Meanwhile, every session has its share of bills that are simply head-scratchers as to why they are even here.
Bills fitting that description still alive this session include legislation mandating the teaching of cursive writing in elementary school (House Bill 4089), allowing individuals to brew small quantities of moonshine for personal consumption (House Bill 4158) and outlawing eyeball tattooing (House Bill 4161, since we need to crack down on that epidemic of people with colored eyeballs).
It’s worth pointing out that Crossover Day is a fairly recent legislative invention.
Prior to 1987, there was no formal cutoff date for each house to complete work on bills originating in that chamber.
Contrary to popular belief, I haven’t been covering the Statehouse forever, so the lack of a Crossover Day predates my experience, although I’ve heard stories about the chaotic last nights of the session, with massive logjams of bills taken up in the final hours and minutes before midnight.
That led to the saying coined by former House speaker Clyde See, “Fat possums move late at night.”
He meant that, in the havoc of the last night, legislators were passing bills without having the opportunity to vet their contents, resulting in passage of bills containing provisions benefiting particular constituencies or directing pork-barrel spending, or both.
Beginning with the 1987 session, the Legislature set the 53rd day of the session as Crossover Day, which reduced — but did not eliminate — the logjam on the final night.
It essentially assured that the Legislature would be in session on the next-to-last Saturday of the regular session, that being the 53rd day. After taking Sunday off — primarily to give legislative attorneys time to go over bills arriving from the other house — that left only six days to act on the other house’s bills.
Since it was unheard of back then to give bills a single committee reference, bills would go to minor committees on Monday and Tuesday, and on to a second reference in Finance or Judiciary committee on Wednesday and Thursday.
That left no room for error — if a bill were left off a committee agenda or if a committee could not get to a bill in the course of its extended workday, odds of passage became very slim.
With virtually all committee reports reaching the floor on Wednesday and Thursday, that still resulted in bills stacking up for passage votes on the final day of each session.
In 2004, the Legislature again changed its rules to push Crossover Day back to the 50th day.
I was around for that change and, while not idyllic, it has been a notable improvement, expanding the time window to work on bills from the other house by at least 50%, assuming legislators take the 54th day (Sunday) off.
That extra time has turned the last day of the session from chaotic to frequently underwhelming, with the last night most often padded with interim study resolutions and floor speeches to carry the session to its conclusion at midnight.
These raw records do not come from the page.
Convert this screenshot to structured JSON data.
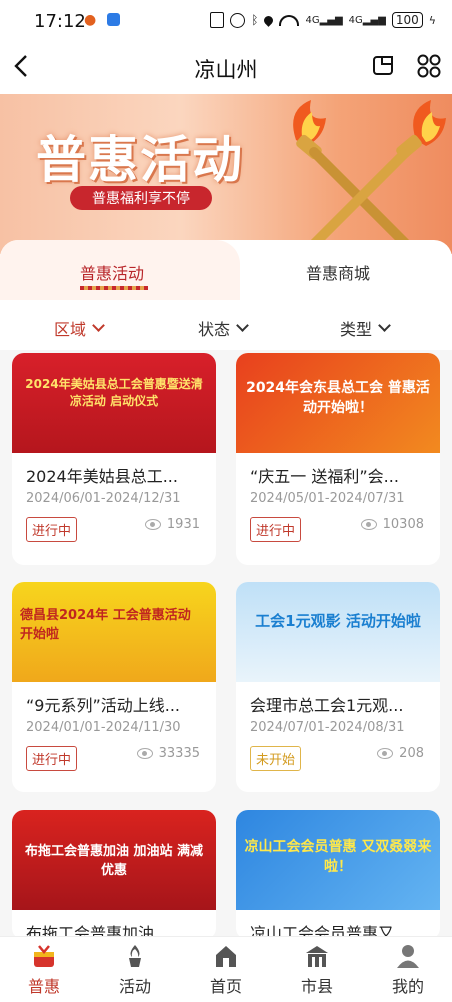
{
  "status_bar": {
    "time": "17:12",
    "battery": "100"
  },
  "header": {
    "title": "凉山州"
  },
  "banner": {
    "title": "普惠活动",
    "subtitle": "普惠福利享不停"
  },
  "tabs": [
    {
      "label": "普惠活动",
      "active": true
    },
    {
      "label": "普惠商城",
      "active": false
    }
  ],
  "filters": [
    {
      "label": "区域",
      "active": true
    },
    {
      "label": "状态",
      "active": false
    },
    {
      "label": "类型",
      "active": false
    }
  ],
  "cards": [
    {
      "thumb_text": "2024年美姑县总工会普惠暨送清凉活动 启动仪式",
      "title": "2024年美姑县总工...",
      "date": "2024/06/01-2024/12/31",
      "status": "进行中",
      "views": "1931"
    },
    {
      "thumb_text": "2024年会东县总工会 普惠活动开始啦！",
      "title": "“庆五一 送福利”会...",
      "date": "2024/05/01-2024/07/31",
      "status": "进行中",
      "views": "10308"
    },
    {
      "thumb_text": "德昌县2024年 工会普惠活动 开始啦",
      "title": "“9元系列”活动上线...",
      "date": "2024/01/01-2024/11/30",
      "status": "进行中",
      "views": "33335"
    },
    {
      "thumb_text": "工会1元观影 活动开始啦",
      "title": "会理市总工会1元观...",
      "date": "2024/07/01-2024/08/31",
      "status": "未开始",
      "views": "208"
    },
    {
      "thumb_text": "布拖工会普惠加油 加油站 满减优惠",
      "title": "布拖工会普惠加油",
      "date": "",
      "status": "",
      "views": ""
    },
    {
      "thumb_text": "凉山工会会员普惠 又双叒叕来啦！",
      "title": "凉山工会会员普惠又...",
      "date": "",
      "status": "",
      "views": ""
    }
  ],
  "bottom_nav": [
    {
      "label": "普惠",
      "icon": "gift-icon",
      "active": true
    },
    {
      "label": "活动",
      "icon": "torch-icon",
      "active": false
    },
    {
      "label": "首页",
      "icon": "home-icon",
      "active": false
    },
    {
      "label": "市县",
      "icon": "building-icon",
      "active": false
    },
    {
      "label": "我的",
      "icon": "user-icon",
      "active": false
    }
  ],
  "colors": {
    "accent": "#c0392b",
    "pending": "#d39b1f"
  }
}
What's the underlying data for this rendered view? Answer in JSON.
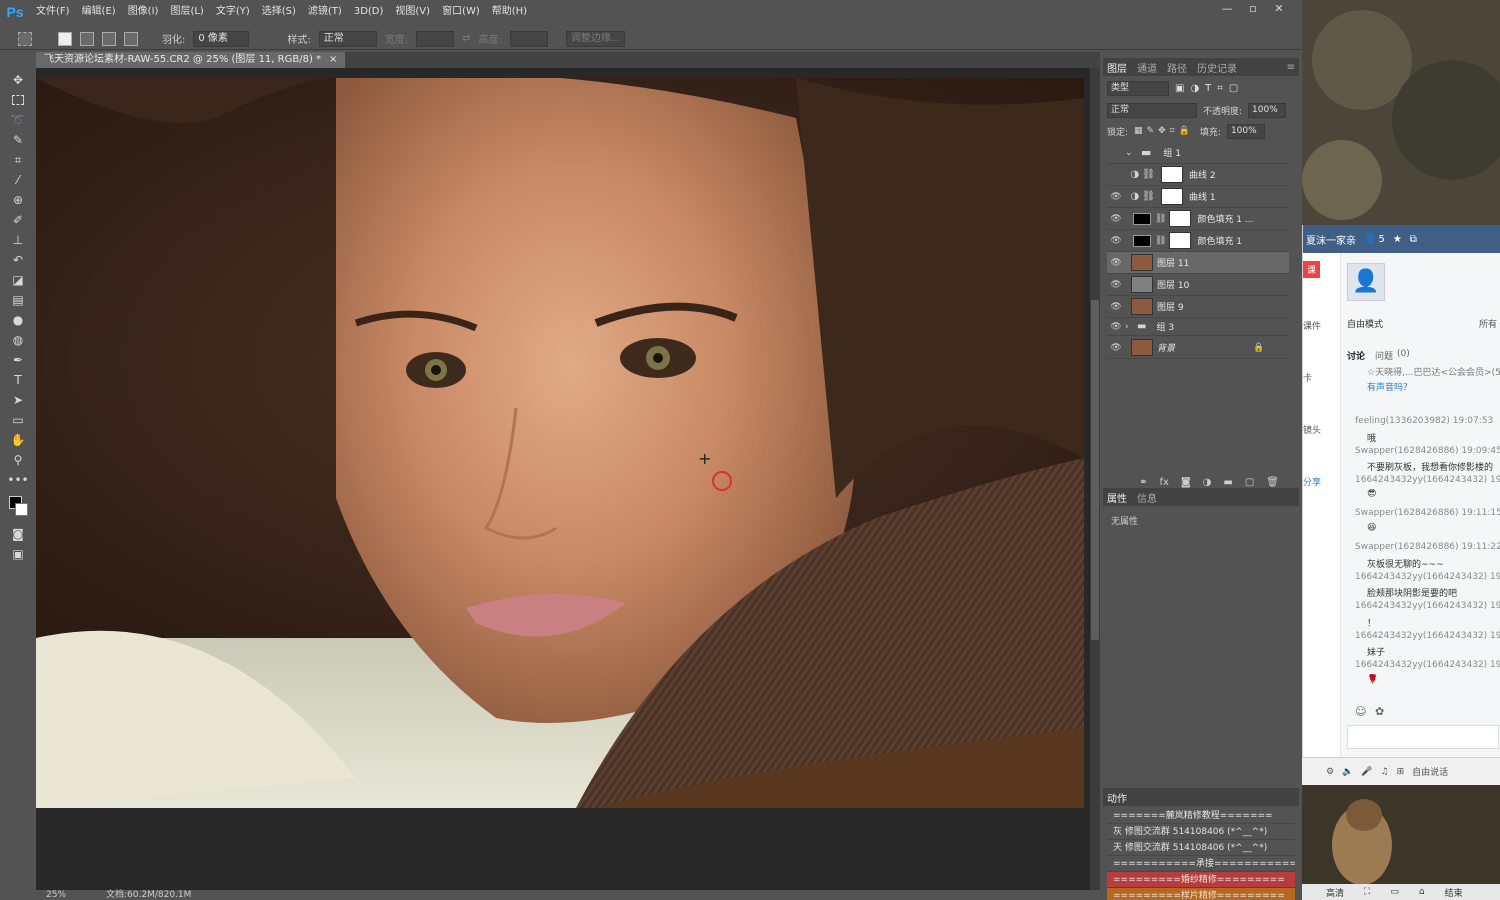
{
  "app": {
    "logo": "Ps",
    "menus": [
      "文件(F)",
      "编辑(E)",
      "图像(I)",
      "图层(L)",
      "文字(Y)",
      "选择(S)",
      "滤镜(T)",
      "3D(D)",
      "视图(V)",
      "窗口(W)",
      "帮助(H)"
    ],
    "window_buttons": [
      "—",
      "▫",
      "✕"
    ]
  },
  "options_bar": {
    "feather_label": "羽化:",
    "feather_value": "0 像素",
    "style_label": "样式:",
    "style_value": "正常",
    "width_label": "宽度:",
    "height_label": "高度:",
    "refine_edge": "调整边缘..."
  },
  "document": {
    "tab_title": "飞天资源论坛素材-RAW-55.CR2 @ 25% (图层 11, RGB/8) *",
    "close": "×",
    "zoom": "25%",
    "doc_size": "文档:60.2M/820.1M"
  },
  "layers_panel": {
    "tabs": [
      "图层",
      "通道",
      "路径",
      "历史记录"
    ],
    "kind_filter": "类型",
    "blend_mode": "正常",
    "opacity_label": "不透明度:",
    "opacity_value": "100%",
    "lock_label": "锁定:",
    "fill_label": "填充:",
    "fill_value": "100%",
    "layers": [
      {
        "name": "组 1",
        "kind": "group"
      },
      {
        "name": "曲线 2",
        "kind": "adjust"
      },
      {
        "name": "曲线 1",
        "kind": "adjust"
      },
      {
        "name": "颜色填充 1 ...",
        "kind": "fill"
      },
      {
        "name": "颜色填充 1",
        "kind": "fill"
      },
      {
        "name": "图层 11",
        "kind": "photo"
      },
      {
        "name": "图层 10",
        "kind": "gray"
      },
      {
        "name": "图层 9",
        "kind": "photo"
      },
      {
        "name": "组 3",
        "kind": "group"
      },
      {
        "name": "背景",
        "kind": "photo"
      }
    ]
  },
  "properties_panel": {
    "tabs": [
      "属性",
      "信息"
    ],
    "empty": "无属性"
  },
  "actions_panel": {
    "title": "动作",
    "items": [
      "=======麓岚精修教程=======",
      "灰 修图交流群 514108406 (*^__^*)",
      "天 修图交流群 514108406 (*^__^*)",
      "===========承接===========",
      "=========婚纱精修=========",
      "=========样片精修========="
    ]
  },
  "chat": {
    "header_name": "夏沫一家亲",
    "header_count": "5",
    "side_labels": [
      "课",
      "课件",
      "卡",
      "镜头",
      "分享"
    ],
    "mode": "自由模式",
    "all_label": "所有",
    "discuss_tab": "讨论",
    "question_tab": "问题",
    "question_count": "(0)",
    "notice": "☆天晓得,...巴巴达<公会会员>(57",
    "notice2": "有声音吗？",
    "messages": [
      {
        "meta": "feeling(1336203982) 19:07:53",
        "text": "哦"
      },
      {
        "meta": "Swapper(1628426886) 19:09:45",
        "text": "不要刷灰板，我想看你修影楼的"
      },
      {
        "meta": "1664243432yy(1664243432) 19:1",
        "text": "😎"
      },
      {
        "meta": "Swapper(1628426886) 19:11:15",
        "text": "😆"
      },
      {
        "meta": "Swapper(1628426886) 19:11:22",
        "text": "灰板很无聊的~~~"
      },
      {
        "meta": "1664243432yy(1664243432) 19:1",
        "text": "脸颊那块阴影是要的吧"
      },
      {
        "meta": "1664243432yy(1664243432) 19:1",
        "text": "！"
      },
      {
        "meta": "1664243432yy(1664243432) 19:2",
        "text": "妹子"
      },
      {
        "meta": "1664243432yy(1664243432) 19:2",
        "text": "🌹"
      }
    ],
    "bottom_say": "自由说话"
  },
  "video": {
    "quality": "高清",
    "end": "结束"
  }
}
When it comes to the legislative process, boring is good.
Ideally, I’d like to see Crossover Day pushed back even more, perhaps to the 45th day, for greater transparency, but there doesn’t seem to be any momentum for that.